Acids are substances from which a proton (H+) can be removed.
Bases are substances that bind protons.
These definitions mutated somewhat to become the slightly less accurate school-book-definition, in which acids are proton 'donors' and bases proton 'acceptors'. The notion of a substance 'donating' protons is wrong: no one and nothing in this world - not even molecules or elements - will donate anything for free. One will always need energy to break the bond. The acid and base strength is defined by the strength with which the proton is bound to the base.
According to this theory any compound capable of binding a proton is a base5. So, all components can be seen as bases, since virtually anything can bind protons. The question is, what binds the proton more strongly? Being a base or an acid will depend on what you are comparing it to. If the referring system is water (as it usually is), then anything binding protons stronger than water is a base and anything binding protons weaker than water will be an acid. This is roughly how acids and bases are categorised. A more detailed description, with some maths can be found in the Edited Entry, Acidity and Basicity.
Modern Acid-Base Theory
Gilbert Newton Lewis
For a long time the referring system was water. Stuff giving protons (protonating) to water is acid; stuff water protonates is a base. An extension to that theory was brewed up by the American chemist, Gilbert Newton Lewis (1875-1946), where the 'donation' is no longer tied to water. The 'donation' is in fact not even restricted to protons. According to Lewis, the crucial things being 'donated' and 'removed' are charges.
Positive charges are acid and negative charges are bases. This does not change the whole Brønsted concept, but widens the acid-base concept immensely. Now you can dissolve zinc dichloride (ZnCl2) in pentachloropyridine (Cl5C5N) and say that the zinc compound is the acid and that the pentachloropyridine is the base - the formulas and the names can perfectly well be ignored, just take note of the fact that there is no proton or oxygen involved in this acid-base reaction.
Magic Acids and Super-Bases
During the 1930s, people tried to synthesise ever stronger acids. Pure sulphuric acid with an additional substance called fluorosulphuric acid was millions of times more acidic than anything ever observed. People went nuts about it! Those acids were called 'superacids'.
A further leap in acidity came in the 1970s, when additional antimonypentafluoride was added to the 'superacid'. These acids are millions of times stronger than the superacids. The scientific community was speechless. These mixtures are so acid that they do not only lose their protons to anything, they even force stuff to accept them. For instance methane is forced to bind the proton. This substance is then so unstable that it will form hydrogen and ethane.

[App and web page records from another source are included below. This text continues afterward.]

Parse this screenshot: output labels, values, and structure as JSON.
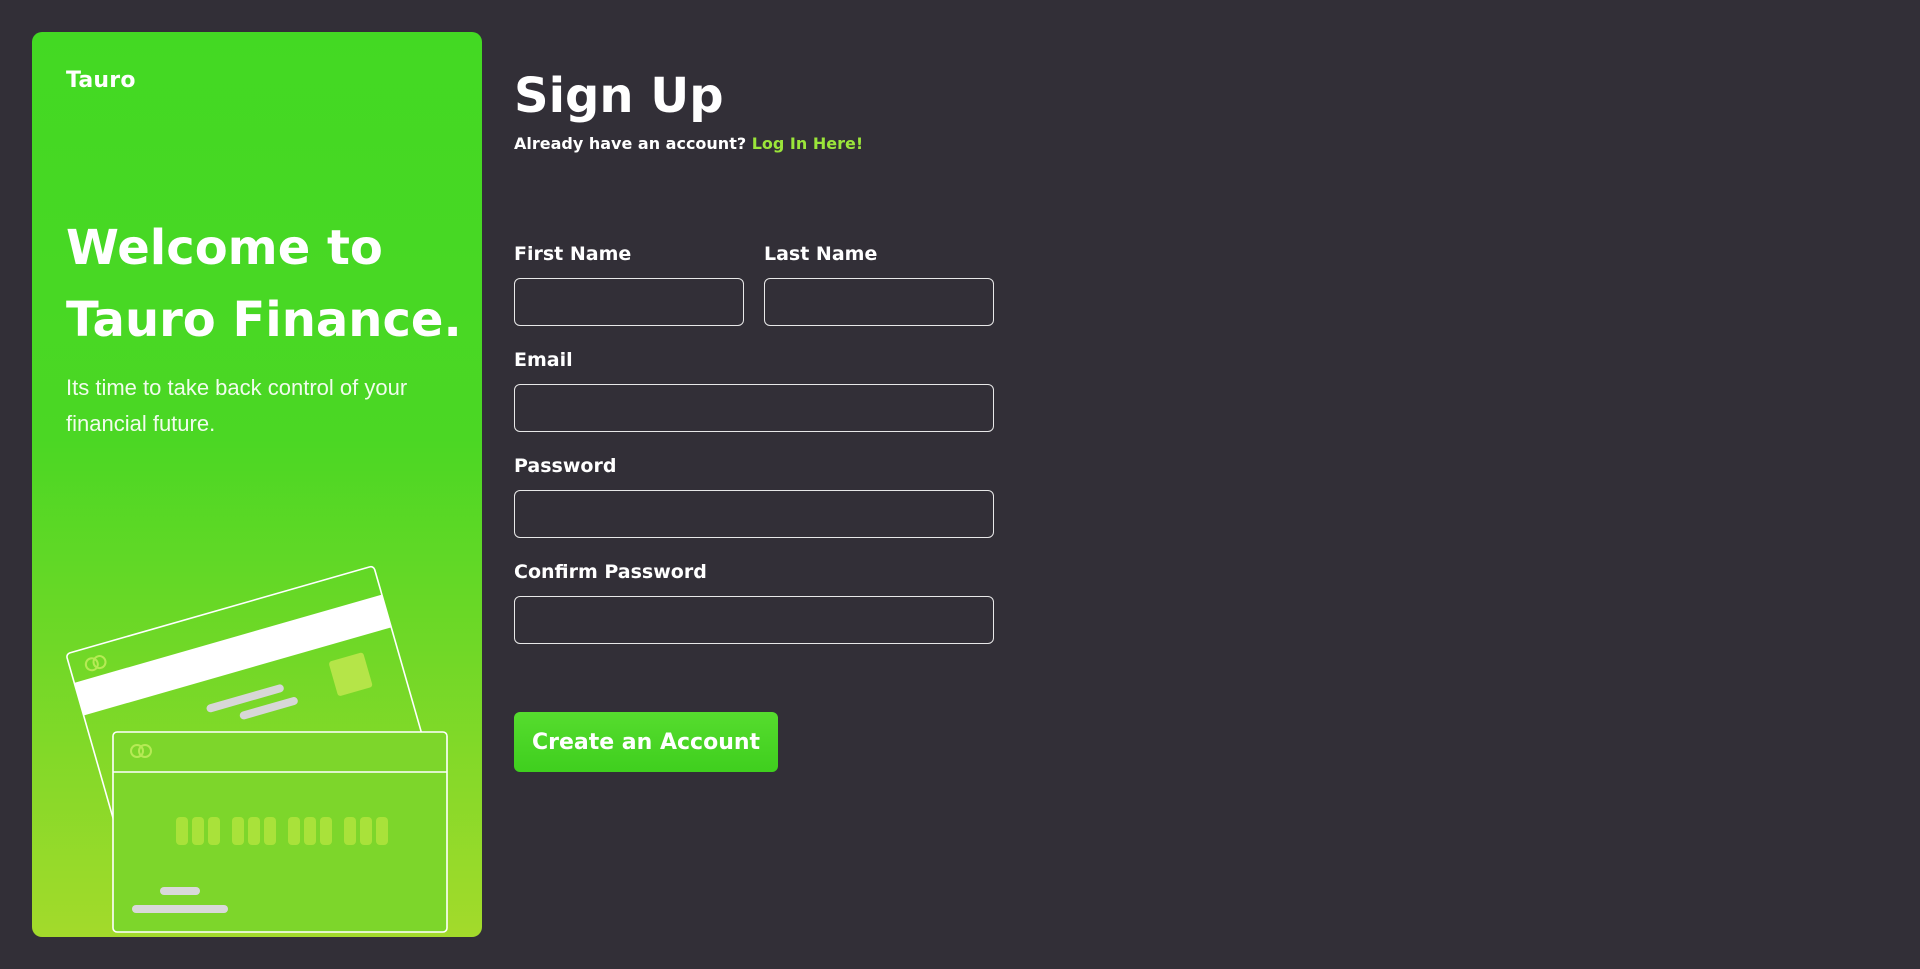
{
  "brand": "Tauro",
  "promo": {
    "welcome_line1": "Welcome to",
    "welcome_line2": "Tauro Finance.",
    "tagline": "Its time to take back control of your financial future."
  },
  "form": {
    "title": "Sign Up",
    "subtitle_prefix": "Already have an account? ",
    "login_link": "Log In Here!",
    "first_name_label": "First Name",
    "first_name_value": "",
    "last_name_label": "Last Name",
    "last_name_value": "",
    "email_label": "Email",
    "email_value": "",
    "password_label": "Password",
    "password_value": "",
    "confirm_password_label": "Confirm Password",
    "confirm_password_value": "",
    "submit_label": "Create an Account"
  },
  "colors": {
    "background": "#322f37",
    "panel_top": "#43d923",
    "panel_bottom": "#a3da2b",
    "link": "#9be53a",
    "button": "#4ad626"
  },
  "icons": [
    "credit-card-illustration"
  ]
}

For those who are not experienced in chemistry, it's enough to say that this reaction is incredible. The term 'magic acid' was coined by George A Olah, who synthesised these acids and got his Nobel chip in 1994. Magic acids are thousands of trillions times stronger than 1M H2SO4.
The counterpart of super-acids are super-bases - alkali-organyls, like butyl-potassium, for example. These compounds will rip off hydrogen cations from virtually anything. Super-bases had not been 'invented' in the same sense the 'super acids' were, partly because it's easier to rip protons off substances than forcing them to bind it. The term 'super-base' is of modern origin, but super-bases have been used since the 1850s.